two sequences (an) and (bn) converge if and only if (an + bn) and (an - bn) converge.
thank you.
Say $\displaystyle \left( {a_n } \right) \to A\quad \& \quad \left( {b_n } \right) \to B$.
If $\displaystyle \varepsilon > 0$ find an $\displaystyle N$ such that $\displaystyle n \ge N\quad \Rightarrow \quad \left| {\left( {a_n } \right) - A} \right| < \frac{\varepsilon }{2}\quad \& \quad \left| {\left( {b_n } \right) - B} \right| < \frac{\varepsilon }{2}$.
You should understand how to do these if you are expected to complete these problems.
ok so how do you know that abs(an - A) + abs(bn - B) is less than epsilon? you know what i'm saying? we know that that expression and that epsilon are both greater than or equal to abs((an + bn) - (A+B)). how do we know that abs(an - A) + abs(bn - B) is less than epsilon?
you said that abs(an - A) is less than epsilon/2, but we don't know this, right?
it's like the triangle inequality doesn't work because it's reversed.
No I did not miss your point. But rather tried to help see the error of your ways.
Consider: $\displaystyle \left( {a_n } \right) = \left( { - 1} \right)^n \quad \& \quad \left( {b_n } \right) = \left( { - 1} \right)^{n + 1} $.
Is it true that $\displaystyle \left( {a_n + b_n } \right) \to \left( {1 - 1} \right)$?

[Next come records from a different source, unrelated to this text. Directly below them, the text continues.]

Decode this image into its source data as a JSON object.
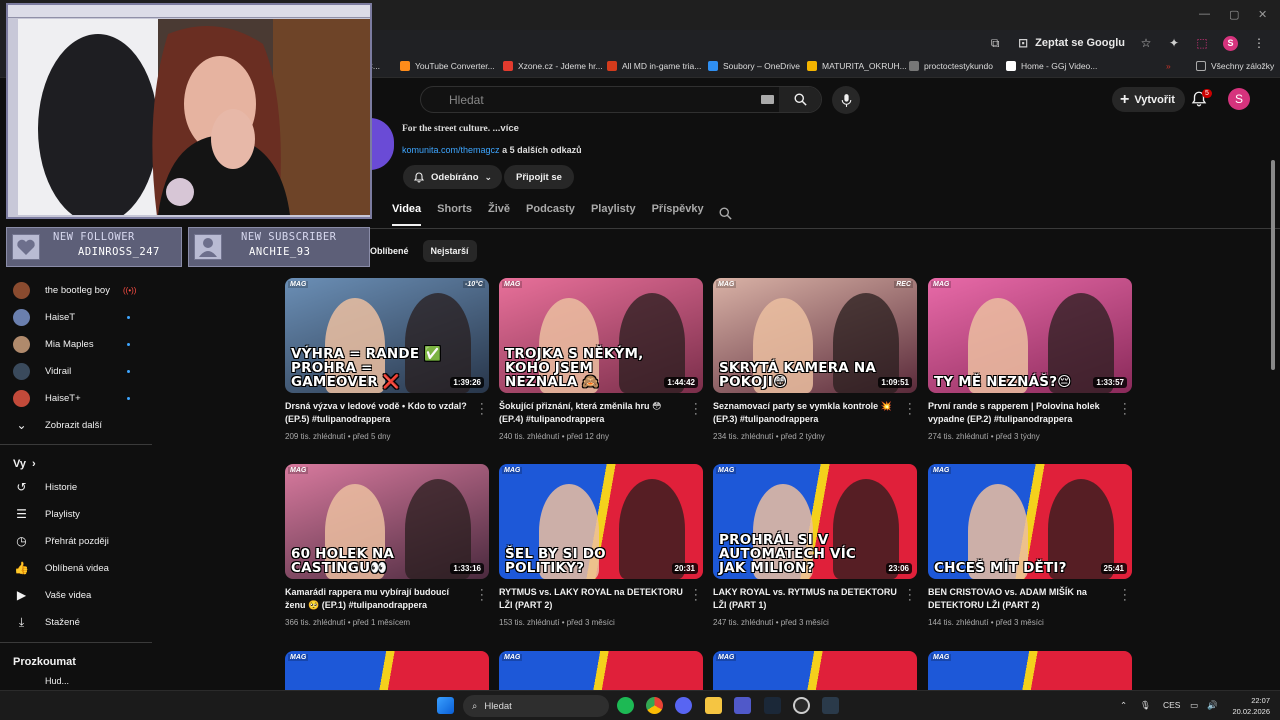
{
  "browser": {
    "ask_google_label": "Zeptat se Googlu",
    "profile_initial": "S",
    "bookmarks": [
      {
        "label": "dC...",
        "color": "#888888"
      },
      {
        "label": "YouTube Converter...",
        "color": "#ff8c1a"
      },
      {
        "label": "Xzone.cz - Jdeme hr...",
        "color": "#e23b2e"
      },
      {
        "label": "All MD in-game tria...",
        "color": "#d33b1c"
      },
      {
        "label": "Soubory – OneDrive",
        "color": "#2f8ff2"
      },
      {
        "label": "MATURITA_OKRUH...",
        "color": "#f4b400"
      },
      {
        "label": "proctoctestykundo",
        "color": "#777777"
      },
      {
        "label": "Home - GGj Video...",
        "color": "#ffffff"
      }
    ],
    "all_bookmarks_label": "Všechny záložky"
  },
  "youtube": {
    "search_placeholder": "Hledat",
    "create_label": "Vytvořit",
    "notification_count": "5",
    "avatar_initial": "S"
  },
  "channel": {
    "description": "For the street culture.",
    "description_more": "...více",
    "link_text": "komunita.com/themagcz",
    "link_suffix": "a 5 dalších odkazů",
    "subscribed_label": "Odebíráno",
    "join_label": "Připojit se",
    "tabs": [
      "Videa",
      "Shorts",
      "Živě",
      "Podcasty",
      "Playlisty",
      "Příspěvky"
    ],
    "chips": [
      "Oblíbené",
      "Nejstarší"
    ]
  },
  "sidebar": {
    "subscriptions": [
      {
        "label": "the bootleg boy",
        "color": "#8a4b2f",
        "live": true
      },
      {
        "label": "HaiseT",
        "color": "#6a7fae",
        "live": false
      },
      {
        "label": "Mia Maples",
        "color": "#b08a6c",
        "live": false
      },
      {
        "label": "Vidrail",
        "color": "#3a4a5c",
        "live": false
      },
      {
        "label": "HaiseT+",
        "color": "#c24a3a",
        "live": false
      }
    ],
    "show_more_label": "Zobrazit další",
    "you_heading": "Vy",
    "you_items": [
      "Historie",
      "Playlisty",
      "Přehrát později",
      "Oblíbená videa",
      "Vaše videa",
      "Stažené"
    ],
    "explore_heading": "Prozkoumat",
    "explore_partial": "Hud..."
  },
  "videos": [
    {
      "caption": "Výhra = rande ✅ Prohra = gameover ❌",
      "duration": "1:39:26",
      "title": "Drsná výzva v ledové vodě • Kdo to vzdal? (EP.5) #tulipanodrappera",
      "meta": "209 tis. zhlédnutí • před 5 dny",
      "c1": "#6b8fb6",
      "c2": "#28364a",
      "tag": "-10°C"
    },
    {
      "caption": "Trojka s někým, koho jsem neznala 🙈",
      "duration": "1:44:42",
      "title": "Šokující přiznání, která změnila hru 😳 (EP.4) #tulipanodrappera",
      "meta": "240 tis. zhlédnutí • před 12 dny",
      "c1": "#e8709a",
      "c2": "#7a2e4a",
      "tag": ""
    },
    {
      "caption": "Skrytá kamera na pokoji😳",
      "duration": "1:09:51",
      "title": "Seznamovací party se vymkla kontrole 💥 (EP.3) #tulipanodrappera",
      "meta": "234 tis. zhlédnutí • před 2 týdny",
      "c1": "#d9b2a6",
      "c2": "#5a2a3a",
      "tag": "REC"
    },
    {
      "caption": "Ty mě neznáš?😔",
      "duration": "1:33:57",
      "title": "První rande s rapperem | Polovina holek vypadne (EP.2) #tulipanodrappera",
      "meta": "274 tis. zhlédnutí • před 3 týdny",
      "c1": "#e86aa8",
      "c2": "#8a2a5a",
      "tag": ""
    },
    {
      "caption": "60 holek na castingu👀",
      "duration": "1:33:16",
      "title": "Kamarádi rappera mu vybírají budoucí ženu 🥺 (EP.1) #tulipanodrappera",
      "meta": "366 tis. zhlédnutí • před 1 měsícem",
      "c1": "#d87a9e",
      "c2": "#4a2a3e",
      "tag": ""
    },
    {
      "caption": "Šel by si do politiky?",
      "duration": "20:31",
      "title": "RYTMUS vs. LAKY ROYAL na DETEKTORU LŽI (PART 2)",
      "meta": "153 tis. zhlédnutí • před 3 měsíci",
      "c1": "#1d58d8",
      "c2": "#e0203a",
      "tag": ""
    },
    {
      "caption": "Prohrál si v automatech víc jak milion?",
      "duration": "23:06",
      "title": "LAKY ROYAL vs. RYTMUS na DETEKTORU LŽI (PART 1)",
      "meta": "247 tis. zhlédnutí • před 3 měsíci",
      "c1": "#1d58d8",
      "c2": "#e0203a",
      "tag": ""
    },
    {
      "caption": "Chceš mít děti?",
      "duration": "25:41",
      "title": "BEN CRISTOVAO vs. ADAM MIŠÍK na DETEKTORU LŽI (PART 2)",
      "meta": "144 tis. zhlédnutí • před 3 měsíci",
      "c1": "#1d58d8",
      "c2": "#e0203a",
      "tag": ""
    }
  ],
  "overlay": {
    "follower_heading": "NEW FOLLOWER",
    "follower_name": "ADINROSS_247",
    "subscriber_heading": "NEW SUBSCRIBER",
    "subscriber_name": "ANCHIE_93"
  },
  "taskbar": {
    "search_label": "Hledat",
    "language": "CES",
    "time": "22:07",
    "date": "20.02.2026"
  }
}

Is either of these true: $\displaystyle \left( {a_n } \right) \to \left( 1 \right)\quad \mbox{or}\quad \left( {b_n } \right) \to \left( { - 1} \right)$.
In fact is it possible for either $\displaystyle \left( {a_n } \right)\quad \mbox{or}\quad \left( {b_n } \right)$ to converge.